### GOAL OF THE EXERCISE
Each line of the data below containing "meta" needs to be listed.
--- SUPPLIED MATERIAL Enclosed Below ---
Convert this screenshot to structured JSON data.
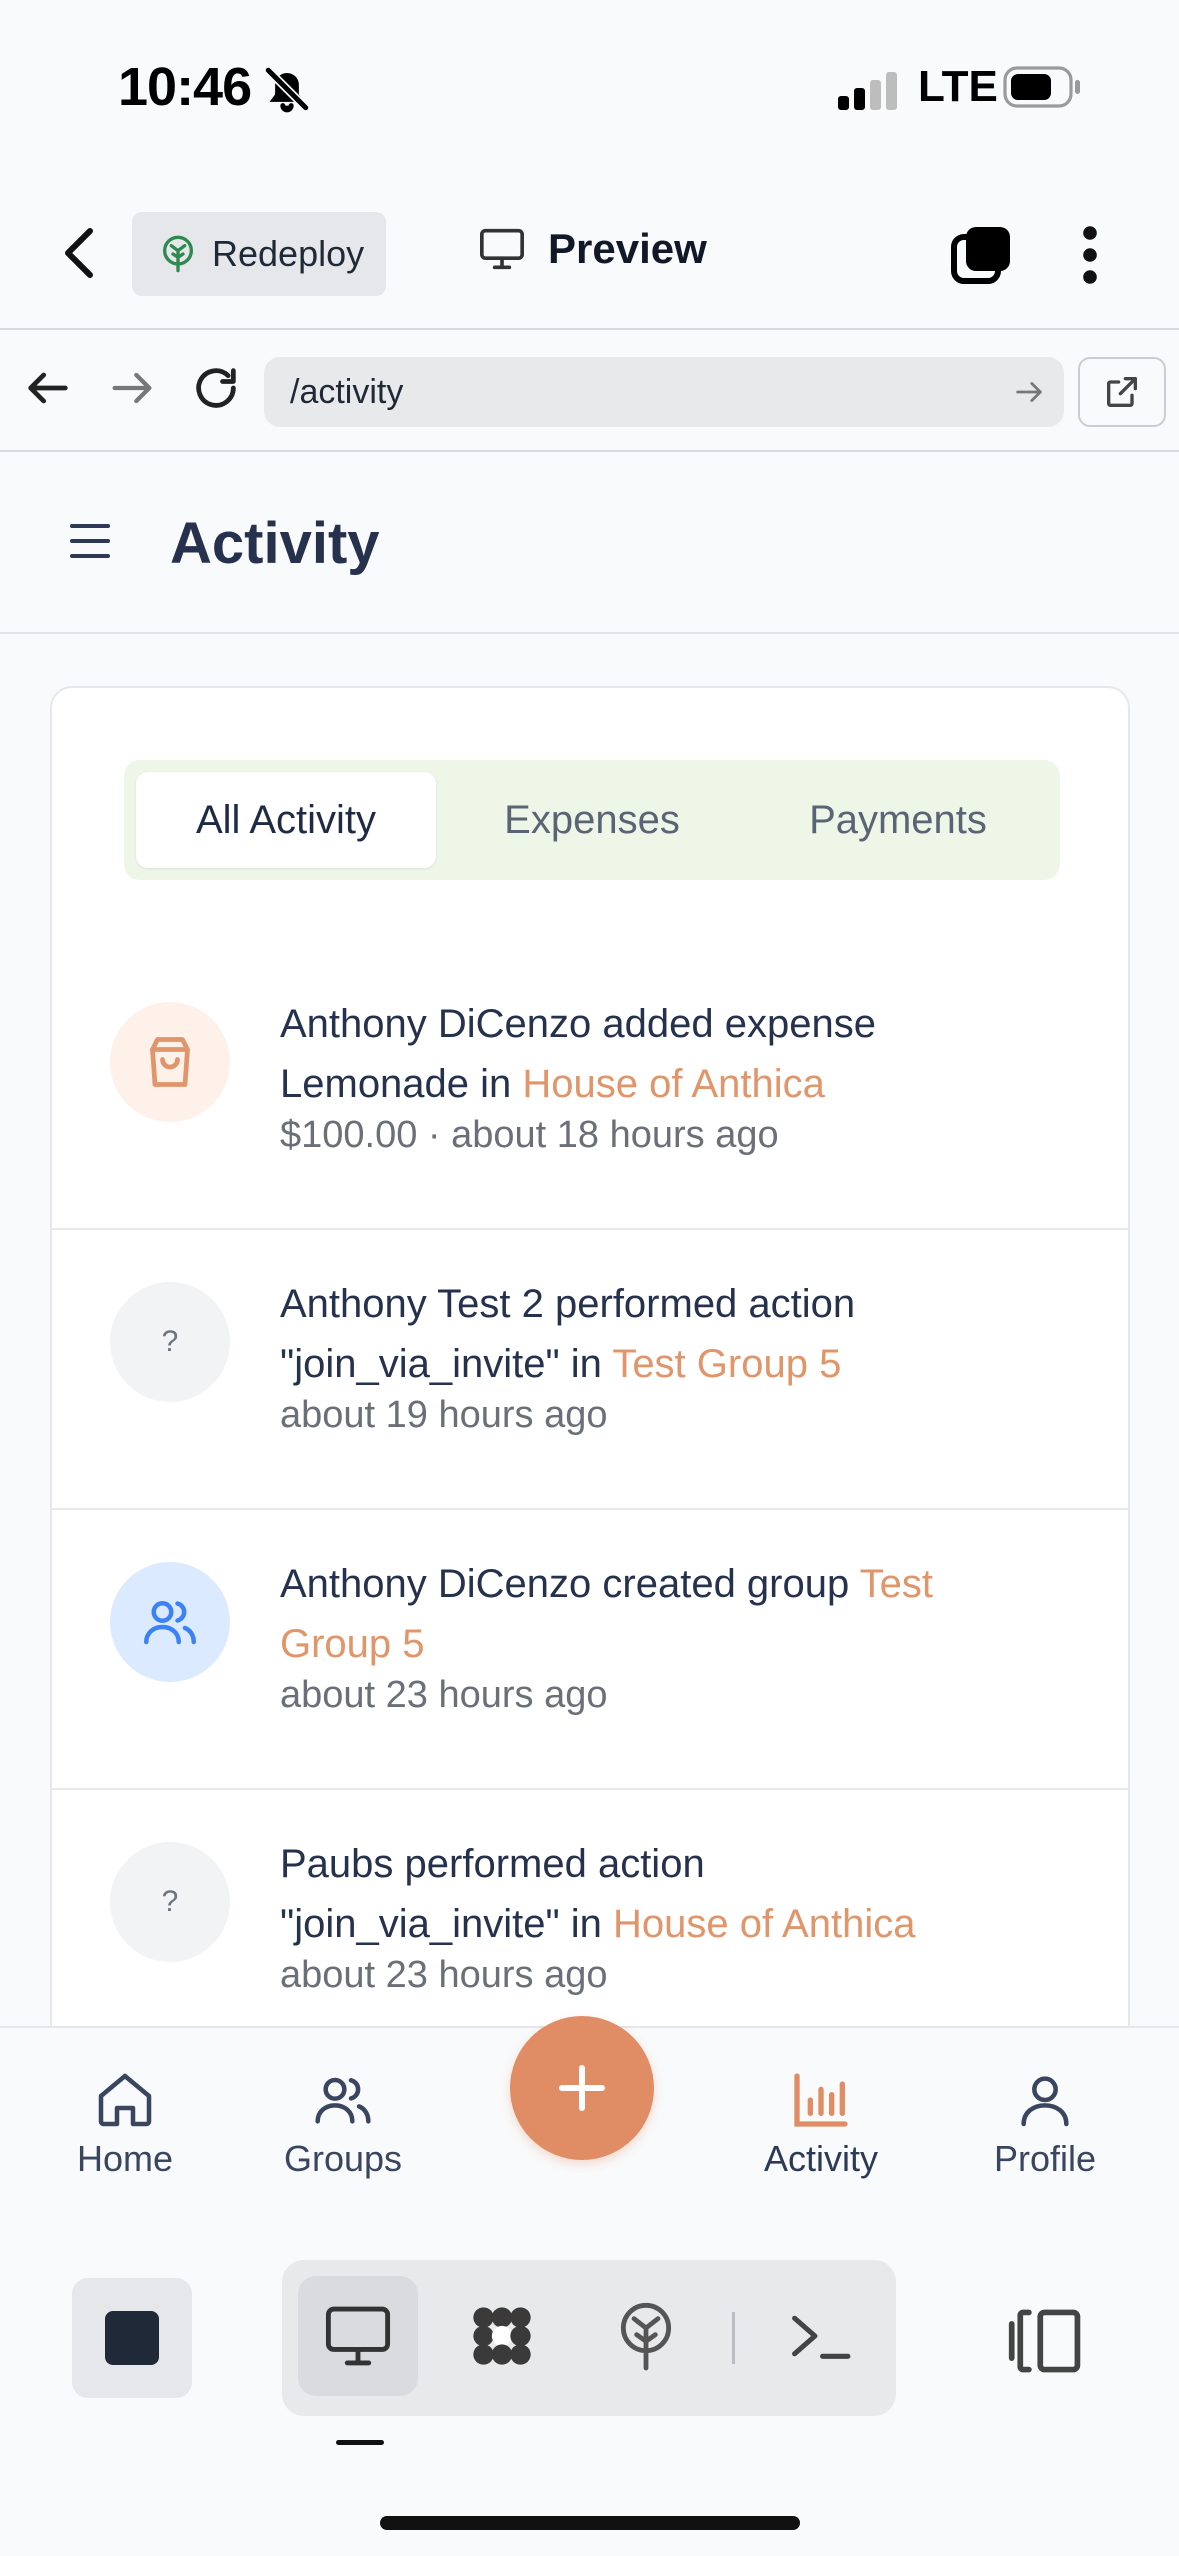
{
  "status_bar": {
    "time": "10:46",
    "network": "LTE"
  },
  "toolbar": {
    "redeploy_label": "Redeploy",
    "preview_label": "Preview"
  },
  "browser": {
    "url": "/activity"
  },
  "page": {
    "title": "Activity"
  },
  "tabs": [
    {
      "label": "All Activity",
      "active": true
    },
    {
      "label": "Expenses",
      "active": false
    },
    {
      "label": "Payments",
      "active": false
    }
  ],
  "feed": [
    {
      "icon": "shopping-bag-icon",
      "line1": "Anthony DiCenzo added expense",
      "line2_pre": "Lemonade in ",
      "group": "House of Anthica",
      "meta": "$100.00 · about 18 hours ago"
    },
    {
      "icon": "question-mark-icon",
      "icon_text": "?",
      "line1": "Anthony Test 2 performed action",
      "line2_pre": "\"join_via_invite\" in ",
      "group": "Test Group 5",
      "meta": "about 19 hours ago"
    },
    {
      "icon": "users-icon",
      "line1": "Anthony DiCenzo created group ",
      "group_part1": "Test",
      "group_part2": "Group 5",
      "meta": "about 23 hours ago"
    },
    {
      "icon": "question-mark-icon",
      "icon_text": "?",
      "line1": "Paubs performed action",
      "line2_pre": "\"join_via_invite\" in ",
      "group": "House of Anthica",
      "meta": "about 23 hours ago"
    }
  ],
  "bottom_nav": {
    "items": [
      {
        "label": "Home",
        "icon": "home-icon"
      },
      {
        "label": "Groups",
        "icon": "groups-icon"
      },
      {
        "label": "Activity",
        "icon": "bar-chart-icon",
        "active": true
      },
      {
        "label": "Profile",
        "icon": "user-icon"
      }
    ],
    "fab_icon": "plus-icon"
  },
  "colors": {
    "accent": "#e08d65",
    "group_link": "#e0956a",
    "tabs_bg": "#eef6e8",
    "text_primary": "#26324d"
  }
}
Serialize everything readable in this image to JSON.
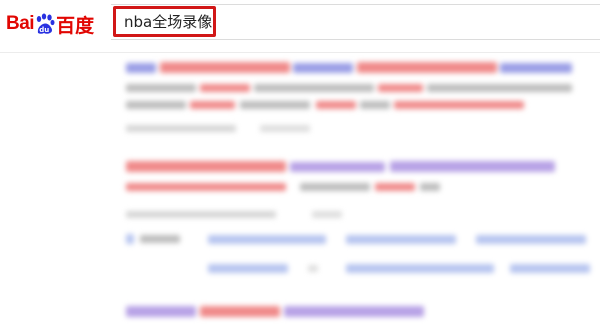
{
  "header": {
    "logo": {
      "text_left": "Bai",
      "text_mid": "du",
      "text_right": "百度",
      "paw_icon": "baidu-paw-icon",
      "brand_red": "#e10602",
      "brand_blue": "#2932e1"
    },
    "search": {
      "query": "nba全场录像",
      "highlight_color": "#d11717"
    }
  }
}
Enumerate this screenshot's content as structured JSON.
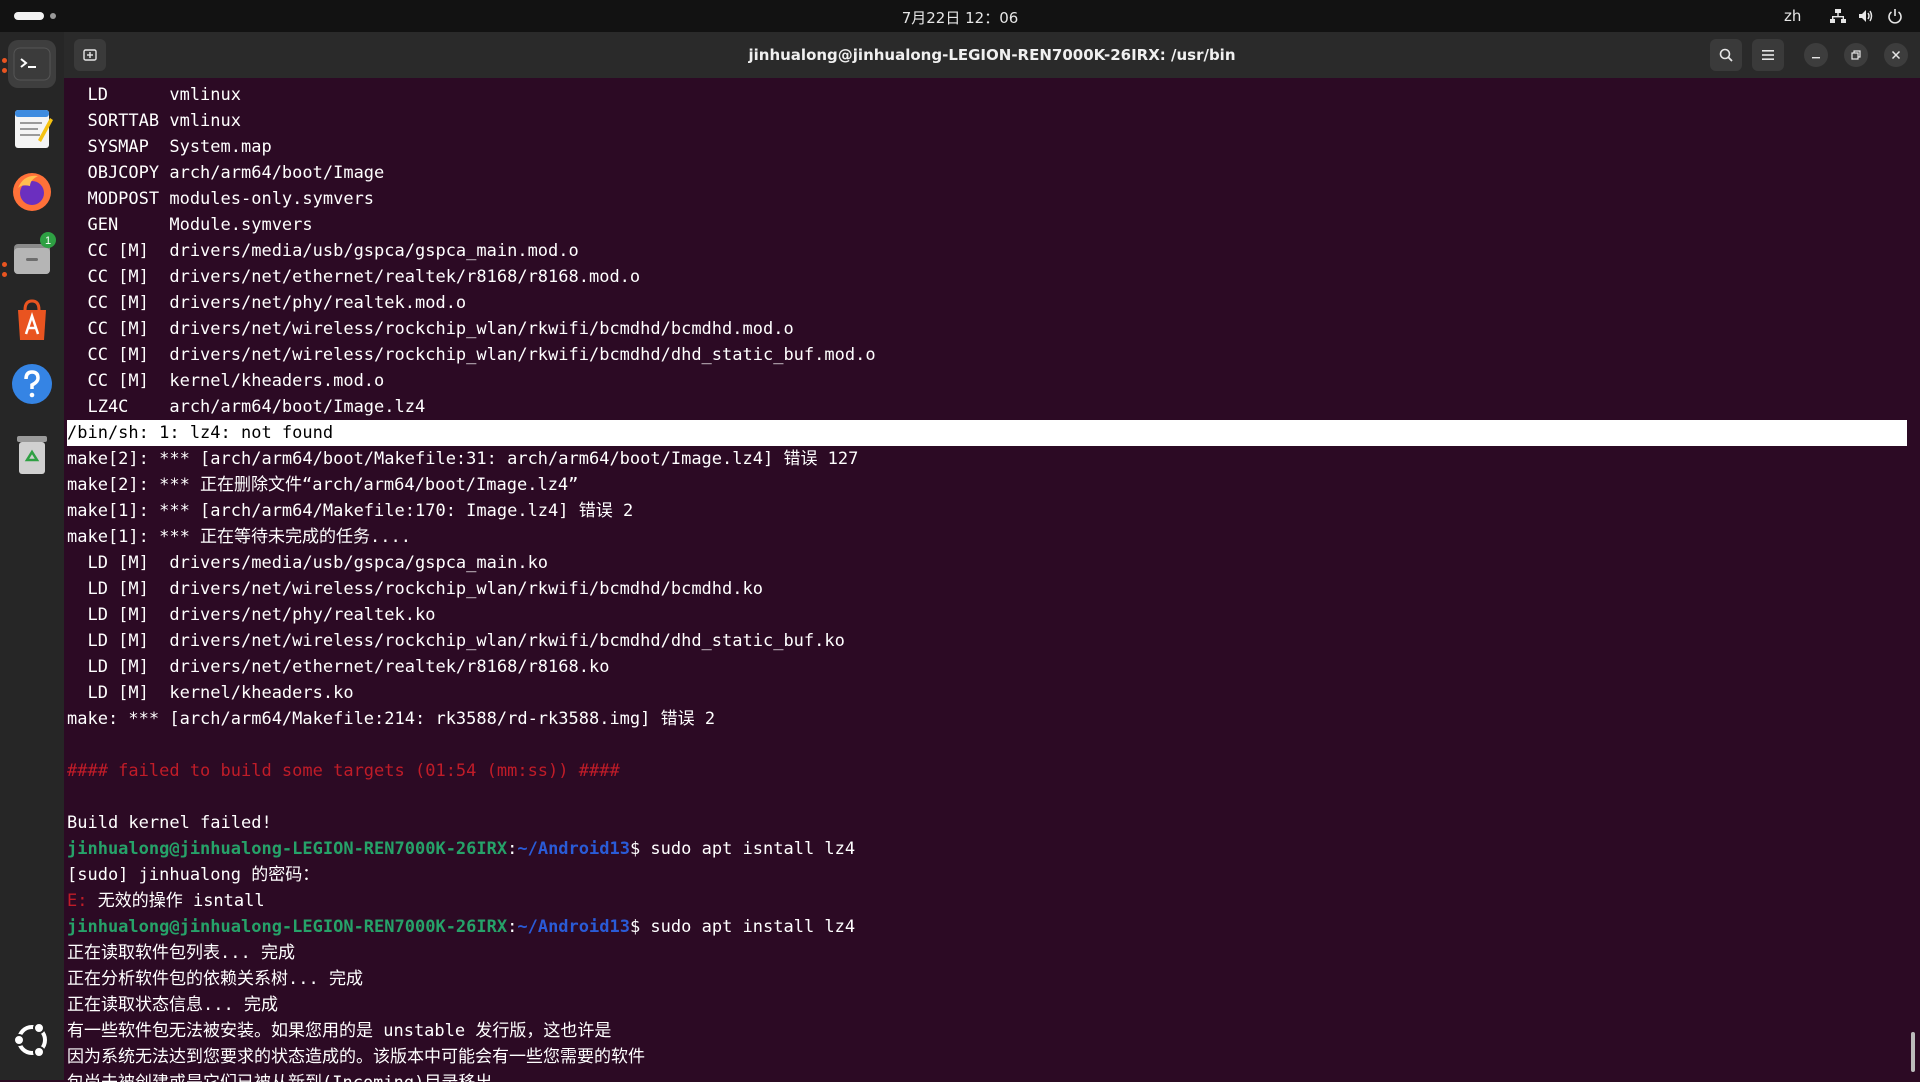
{
  "topbar": {
    "clock": "7月22日  12：06",
    "lang": "zh"
  },
  "window": {
    "title": "jinhualong@jinhualong-LEGION-REN7000K-26IRX: /usr/bin"
  },
  "dock": {
    "items": [
      "terminal-icon",
      "text-editor-icon",
      "firefox-icon",
      "files-icon",
      "app-center-icon",
      "help-icon",
      "trash-icon"
    ],
    "files_badge": "1"
  },
  "prompt": {
    "user": "jinhualong@jinhualong-LEGION-REN7000K-26IRX",
    "path": "~/Android13"
  },
  "terminal": {
    "lines": [
      "  LD      vmlinux",
      "  SORTTAB vmlinux",
      "  SYSMAP  System.map",
      "  OBJCOPY arch/arm64/boot/Image",
      "  MODPOST modules-only.symvers",
      "  GEN     Module.symvers",
      "  CC [M]  drivers/media/usb/gspca/gspca_main.mod.o",
      "  CC [M]  drivers/net/ethernet/realtek/r8168/r8168.mod.o",
      "  CC [M]  drivers/net/phy/realtek.mod.o",
      "  CC [M]  drivers/net/wireless/rockchip_wlan/rkwifi/bcmdhd/bcmdhd.mod.o",
      "  CC [M]  drivers/net/wireless/rockchip_wlan/rkwifi/bcmdhd/dhd_static_buf.mod.o",
      "  CC [M]  kernel/kheaders.mod.o",
      "  LZ4C    arch/arm64/boot/Image.lz4",
      "/bin/sh: 1: lz4: not found",
      "make[2]: *** [arch/arm64/boot/Makefile:31: arch/arm64/boot/Image.lz4] 错误 127",
      "make[2]: *** 正在删除文件“arch/arm64/boot/Image.lz4”",
      "make[1]: *** [arch/arm64/Makefile:170: Image.lz4] 错误 2",
      "make[1]: *** 正在等待未完成的任务....",
      "  LD [M]  drivers/media/usb/gspca/gspca_main.ko",
      "  LD [M]  drivers/net/wireless/rockchip_wlan/rkwifi/bcmdhd/bcmdhd.ko",
      "  LD [M]  drivers/net/phy/realtek.ko",
      "  LD [M]  drivers/net/wireless/rockchip_wlan/rkwifi/bcmdhd/dhd_static_buf.ko",
      "  LD [M]  drivers/net/ethernet/realtek/r8168/r8168.ko",
      "  LD [M]  kernel/kheaders.ko",
      "make: *** [arch/arm64/Makefile:214: rk3588/rd-rk3588.img] 错误 2",
      "",
      "#### failed to build some targets (01:54 (mm:ss)) ####",
      "",
      "Build kernel failed!",
      "$ sudo apt isntall lz4",
      "[sudo] jinhualong 的密码：",
      "E: 无效的操作 isntall",
      "$ sudo apt install lz4",
      "正在读取软件包列表... 完成",
      "正在分析软件包的依赖关系树... 完成",
      "正在读取状态信息... 完成",
      "有一些软件包无法被安装。如果您用的是 unstable 发行版，这也许是",
      "因为系统无法达到您要求的状态造成的。该版本中可能会有一些您需要的软件",
      "包尚未被创建或是它们已被从新到(Incoming)目录移出。"
    ]
  },
  "colors": {
    "terminal_bg": "#2c0a24",
    "prompt_user": "#26a269",
    "prompt_path": "#2a5bd7",
    "error_red": "#c01c28"
  }
}
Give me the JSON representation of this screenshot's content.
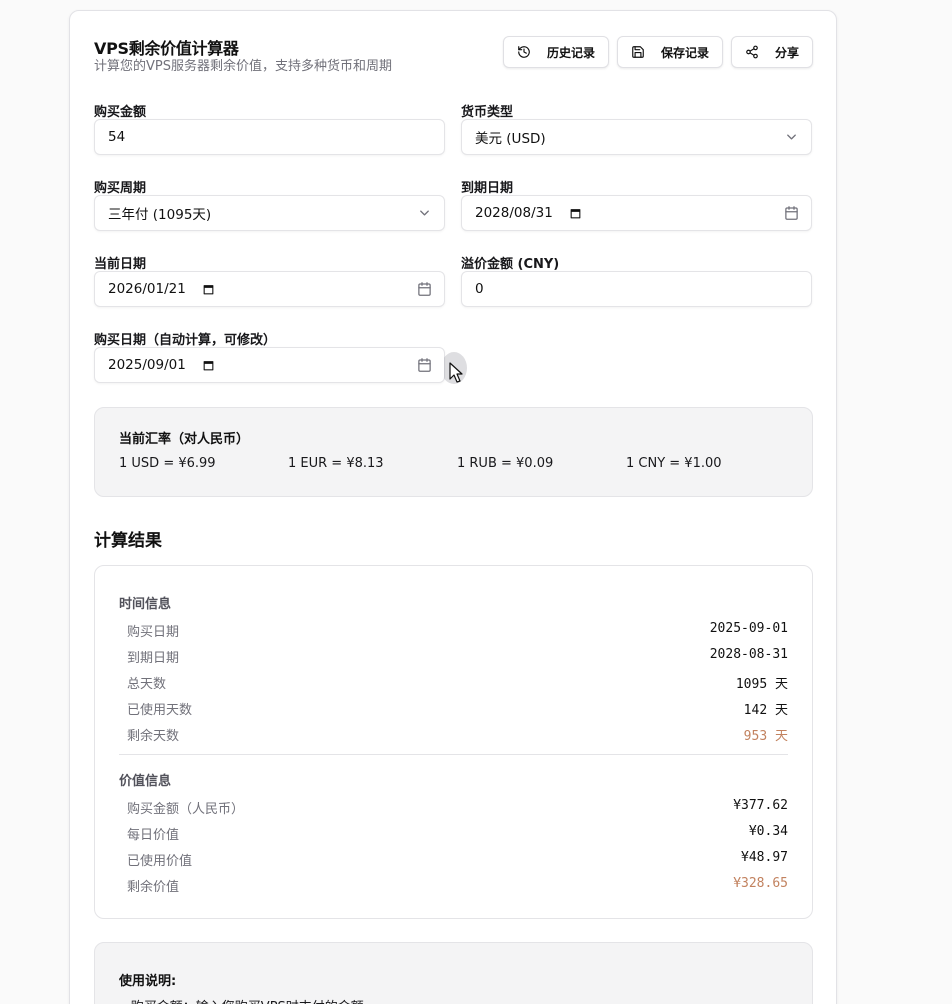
{
  "header": {
    "title": "VPS剩余价值计算器",
    "subtitle": "计算您的VPS服务器剩余价值，支持多种货币和周期",
    "buttons": {
      "history": "历史记录",
      "save": "保存记录",
      "share": "分享"
    }
  },
  "form": {
    "amount": {
      "label": "购买金额",
      "value": "54"
    },
    "currency": {
      "label": "货币类型",
      "value": "美元 (USD)"
    },
    "cycle": {
      "label": "购买周期",
      "value": "三年付 (1095天)"
    },
    "expiry": {
      "label": "到期日期",
      "value": "2028/08/31"
    },
    "current_date": {
      "label": "当前日期",
      "value": "2026/01/21"
    },
    "premium": {
      "label": "溢价金额 (CNY)",
      "value": "0"
    },
    "purchase_date": {
      "label": "购买日期（自动计算，可修改）",
      "value": "2025/09/01"
    }
  },
  "rates": {
    "title": "当前汇率（对人民币）",
    "items": [
      "1 USD = ¥6.99",
      "1 EUR = ¥8.13",
      "1 RUB = ¥0.09",
      "1 CNY = ¥1.00"
    ]
  },
  "results": {
    "title": "计算结果",
    "time_group": {
      "title": "时间信息",
      "rows": [
        {
          "label": "购买日期",
          "value": "2025-09-01",
          "unit": ""
        },
        {
          "label": "到期日期",
          "value": "2028-08-31",
          "unit": ""
        },
        {
          "label": "总天数",
          "value": "1095",
          "unit": "天"
        },
        {
          "label": "已使用天数",
          "value": "142",
          "unit": "天"
        },
        {
          "label": "剩余天数",
          "value": "953",
          "unit": "天"
        }
      ]
    },
    "value_group": {
      "title": "价值信息",
      "rows": [
        {
          "label": "购买金额（人民币）",
          "value": "¥377.62"
        },
        {
          "label": "每日价值",
          "value": "¥0.34"
        },
        {
          "label": "已使用价值",
          "value": "¥48.97"
        },
        {
          "label": "剩余价值",
          "value": "¥328.65"
        }
      ]
    }
  },
  "usage": {
    "title": "使用说明:",
    "first_item": "• 购买金额：输入您购买VPS时支付的金额"
  },
  "colors": {
    "accent": "#c2825f",
    "muted": "#71717a",
    "border": "#e4e4e7"
  }
}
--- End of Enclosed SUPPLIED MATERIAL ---
### OUTPUT BELOW
      "meta": "$100.00 · about 18 hours ago"
      "meta": "about 19 hours ago"
      "meta": "about 23 hours ago"
      "meta": "about 23 hours ago"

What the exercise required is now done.